As a result of increased sexual abuse and gender violence in their neighbourhood, 55 women in the Mukuru slums have formed Mukuru Women Action Group to help the victims.

Chairperson Hellen Okello says they move around the slums teaching women what to do if one falls victim to sexual abuse and educate victims on their legal rights.

She says most victims of rape, defilement, and as sodomy, which is on the rise, do not know what to do.

“We formed the group following an escalation in rape, defilement and gender violence cases. Some of our members are rape victims. We educate women and girls on what to do to avoid falling victim, what to do when something like that happens, and ensure the victims get justice by doing case follow-ups,” she explains.


“We meet with women from Mukuru kwa Njenga and Mukuru kwa Ruben — said to have the highest sex abuse related crimes), and give them tips like not to take a bath, and to report to a health facility within 72 hours of the incident,” she says.

The New ActionAid Chief Executive Officer Adriano Campolina, who visited the slum last month, applauded their efforts.

“It is very encouraging to see the efforts the women’s groups are putting to restore dignity by pursuing justice for the victims in the slums,” he said.

In a report titled Insecurity and Indignity: Women’s experiences in the slums of Nairobi, Kenya human rights group Amnesty International said women and girls in slums were afraid to visit the communal latrines for fear of being raped.

Young girls and boys, as well as women, continue to face the challenge of being raped or sodomised in their daily life as they seek food, water or even in search of a place to relieve themselves.

Amnesty criticised the lack of policing in informal settlements and the government’s failure to enforce planning laws and regulations.

The organisation’s East Africa researcher, Mr Godfrey Odongo, says,” There is a huge gap between what the government commits to do, and what is going on in the slums every day. Kenya’s national policies recognise the rights to sanitation and there are laws and standards in place. However, because of decades of failure to recognise slums and informal settlements, planning laws and regulations are not enforced in these areas.”
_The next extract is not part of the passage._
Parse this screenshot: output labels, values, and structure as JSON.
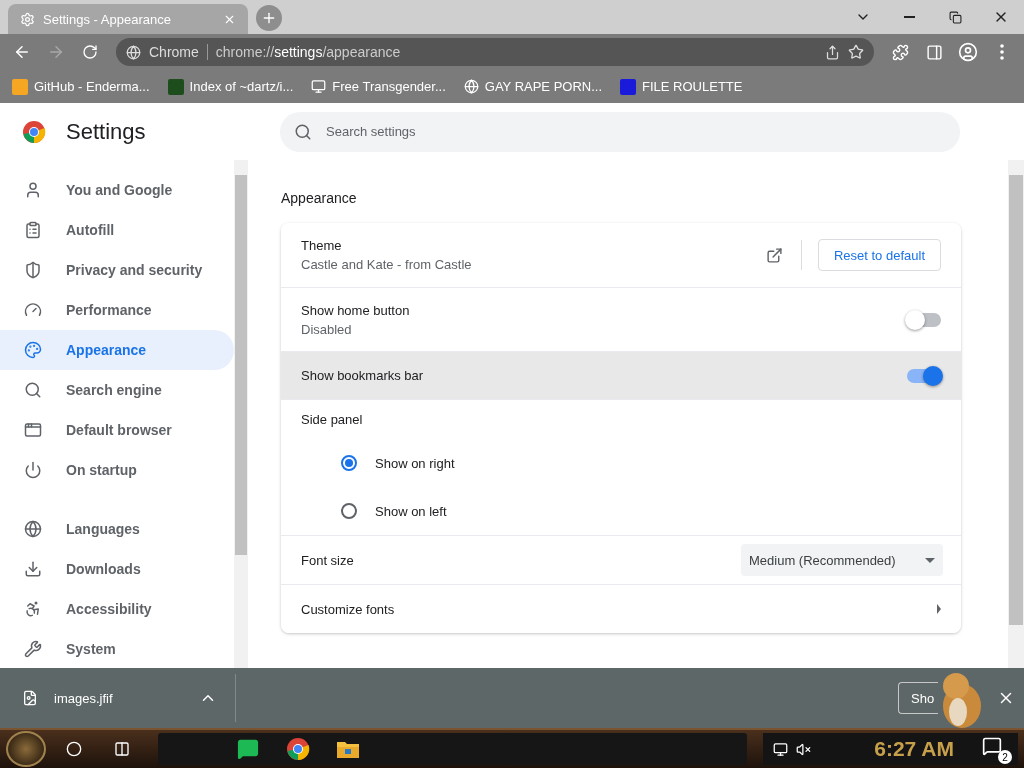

The report highlights sexual abuse and exploitation, especially defilement and rape, which continue to be among the most life-threatening crimes in Mukuru kwa Njenga slum.

Meanwhile information from the Wangu Kanja Foundation indicates that it receives reports about three cases of gender violence, mostly sexual abuse, every week. Young boys are also sodomised, and it is currently handling two cases that occurred this year.

But Ms Hellen Okello, chair of the Mukuru Women Action Group, says ignorance and want hinder their activism. “Poverty and injudiciousness make a mockery of the justice system because the perpetrators always win since they often settle the matter by paying off relatives of the victims. And lack of cooperation from the government to pursue the matter continues to provide an environment for the crime to thrive”.

Amnesty International has found that many sexual violence victims, especially from the slums, continue to suffer after being denied justice due to flawed investigations by the administration, or from the family members, who refuse to cooperate with the authorities.

“We urge the government and the families of the victims not to accept money as compensation. Failure to have the offender imprisoned only encourages the vice.”

Mr Peter Sila, the chief of Mukuru kwa Njenga slum, notes that many cases fail to see the light of the day due lack of cooperation by the victims’ families. Only a few cases make it to court, but most are thrown out after the complainant fails to appear in court.

About 60 per cent of Nairobi’s two million people live in slums, with limited access to water and sanitation.

Source: The Nation